Conservative Lord Frost felt the FTA did not liberalise enough, saying, “First, the aspect of the trade agreements that has been most debated is of course the liberalisation of agriculture, particularly of beef and lamb. As others have felt free to comment on that, again, I want to put on record my view that, in the end, the provisions were not ambitious enough. The very long transitional period of 15 years delays unnecessarily the benefits to our economy of cheaper and high-quality beef and lamb in our market. I have full confidence in the ability of our farming sector to adjust to competition, and we should have pushed for a slightly shorter period in the interests of the UK consumer.” 

Labour Baroness Young of Old Scone, was more critical, saying, “How far can Australia’s less stringent regulation of pesticides interplay with and give an unfair competitive advantage to them over UK producers?

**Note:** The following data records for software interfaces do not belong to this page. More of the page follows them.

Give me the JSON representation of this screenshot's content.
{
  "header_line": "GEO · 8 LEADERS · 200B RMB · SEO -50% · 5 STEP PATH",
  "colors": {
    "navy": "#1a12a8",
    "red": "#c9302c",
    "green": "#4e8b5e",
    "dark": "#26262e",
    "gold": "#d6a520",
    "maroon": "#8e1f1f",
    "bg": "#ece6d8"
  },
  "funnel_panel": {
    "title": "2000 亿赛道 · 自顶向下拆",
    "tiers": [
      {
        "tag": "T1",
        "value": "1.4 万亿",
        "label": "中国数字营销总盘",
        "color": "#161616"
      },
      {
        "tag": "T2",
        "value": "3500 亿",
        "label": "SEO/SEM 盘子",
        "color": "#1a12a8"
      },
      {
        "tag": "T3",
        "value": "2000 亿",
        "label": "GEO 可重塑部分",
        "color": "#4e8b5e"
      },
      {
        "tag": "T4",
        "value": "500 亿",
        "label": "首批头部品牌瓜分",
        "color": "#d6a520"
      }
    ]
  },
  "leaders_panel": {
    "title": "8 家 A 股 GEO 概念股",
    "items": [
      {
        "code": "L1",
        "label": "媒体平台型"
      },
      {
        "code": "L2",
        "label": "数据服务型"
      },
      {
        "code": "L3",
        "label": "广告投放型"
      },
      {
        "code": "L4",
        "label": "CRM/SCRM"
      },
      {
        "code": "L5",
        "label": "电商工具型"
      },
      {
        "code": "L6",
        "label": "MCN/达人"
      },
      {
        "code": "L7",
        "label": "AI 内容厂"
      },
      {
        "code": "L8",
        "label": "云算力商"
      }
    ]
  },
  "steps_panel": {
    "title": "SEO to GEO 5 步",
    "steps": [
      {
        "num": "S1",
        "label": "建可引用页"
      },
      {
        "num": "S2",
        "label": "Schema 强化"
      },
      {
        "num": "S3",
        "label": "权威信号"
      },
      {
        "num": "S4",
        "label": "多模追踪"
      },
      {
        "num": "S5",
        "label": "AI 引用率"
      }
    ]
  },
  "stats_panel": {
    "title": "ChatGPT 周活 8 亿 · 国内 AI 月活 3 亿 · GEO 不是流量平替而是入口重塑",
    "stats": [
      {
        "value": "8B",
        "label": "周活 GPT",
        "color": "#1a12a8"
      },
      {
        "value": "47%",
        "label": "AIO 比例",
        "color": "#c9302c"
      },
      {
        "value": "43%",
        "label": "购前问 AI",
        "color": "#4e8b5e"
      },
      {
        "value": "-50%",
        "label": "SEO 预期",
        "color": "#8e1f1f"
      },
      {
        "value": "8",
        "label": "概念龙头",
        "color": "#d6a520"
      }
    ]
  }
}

“The flaw in these agreements is that they offer us very small markets which already have only low-tariff barriers, so there is not a huge benefit in the agricultural sphere to this country. On the downside, both of the countries with which we are making free trade agreements are big exporters, which could swamp our smaller-scale UK markets. … Can the Minister tell us how swamping UK markets can be prevented in future negotiations with even bigger producing and exporting nations? Or does he really want us to be a niche agricultural product nation?” she said.

Lord Liddle, Labour, said, “I come from Cumberland and I know that its hill farmers earn very little: £10,000 to £15,000 per year. They are among the most hard-working, low-paid workers in the country. The noble Lord, Lord Frost … talked of how they would have to adjust. In what ways would they have to adjust and what would be the social and environmental costs, as well as the costs to the traditions that they have pursued for generations? We would like to hear answers from the Government on that question.”